Bale shares the marquee with Hugh Jackman in this adventure drama set in London at the end of the 19th century about two magicians who once were friends but became bitter rivals. This was another collaboration with director Christopher Nolan, who co-wrote the script with his brother Jonathan. Bale’s Alfred Borden invents a trick to top all others, Jackman’s Robert Angier becomes insanely jealous and determined to figure out how it’s done, and both actors excel at playing semi-maniacal illusionists who are under no illusions about how much they dislike each other. The real star of the film is Nolan. He has a keen eye for period and a knack for organizing a complicated set of story points and making sure the whole thing makes sense. But Bale plays another dashing yet flawed individual. Think Patrick Bateman of “American Psycho,” only without the random killings, and with clothes from the 1800s.
Werner Herzog’s Vietnam-era P.O.W. film could have been a typical entry in the war action genre. But Bale’s performance as real-life Navy flyer Dieter Dengler has enough layers to elevate it past typical fare. Bale’s Dieter is heroic but strange, strong and tough but quirky and unsure. Dieter strikes up a fierce friendship with Duane (Steve Zahn) and they establish the kind of platonic bond that only two men enduring harsh treatment in adverse wartime conditions could ever have.
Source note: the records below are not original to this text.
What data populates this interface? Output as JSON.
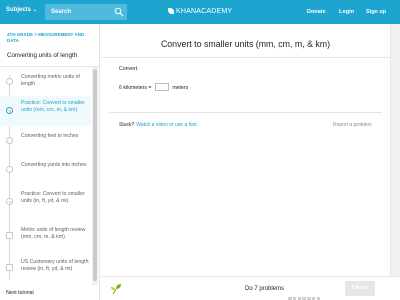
{
  "header": {
    "subjects_label": "Subjects",
    "search_placeholder": "Search",
    "logo_text": "KHANACADEMY",
    "donate_label": "Donate",
    "login_label": "Login",
    "signup_label": "Sign up"
  },
  "sidebar": {
    "breadcrumb": "4TH GRADE > MEASUREMENT AND DATA",
    "unit_title": "Converting units of length",
    "items": [
      {
        "label": "Converting metric units of length",
        "kind": "video"
      },
      {
        "label": "Practice: Convert to smaller units (mm, cm, m, & km)",
        "kind": "exercise",
        "active": true
      },
      {
        "label": "Converting feet to inches",
        "kind": "video"
      },
      {
        "label": "Converting yards into inches",
        "kind": "video"
      },
      {
        "label": "Practice: Convert to smaller units (in, ft, yd, & mi)",
        "kind": "exercise"
      },
      {
        "label": "Metric units of length review (mm, cm, m, & km)",
        "kind": "article"
      },
      {
        "label": "US Customary units of length review (in, ft, yd, & mi)",
        "kind": "article"
      }
    ],
    "next_tutorial": "Next tutorial"
  },
  "exercise": {
    "title": "Convert to smaller units (mm, cm, m, & km)",
    "instruction": "Convert.",
    "question_left": "6 kilometers =",
    "question_unit": "meters",
    "answer_value": "",
    "stuck_label": "Stuck?",
    "hint_link": "Watch a video or use a hint.",
    "report_label": "Report a problem"
  },
  "footer": {
    "progress_text": "Do 7 problems",
    "problem_count": 7,
    "check_label": "Check"
  },
  "colors": {
    "brand": "#1da4cf",
    "check_disabled": "#e4e6e8"
  }
}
Herzog is a favorite among film buffs but hardly a Hollywood cash machine, which is a most recent example that suggests Bale is not intent on making himself The Next Big Thing but rather is committed to doing quality work with directors who have distinct and powerful voices.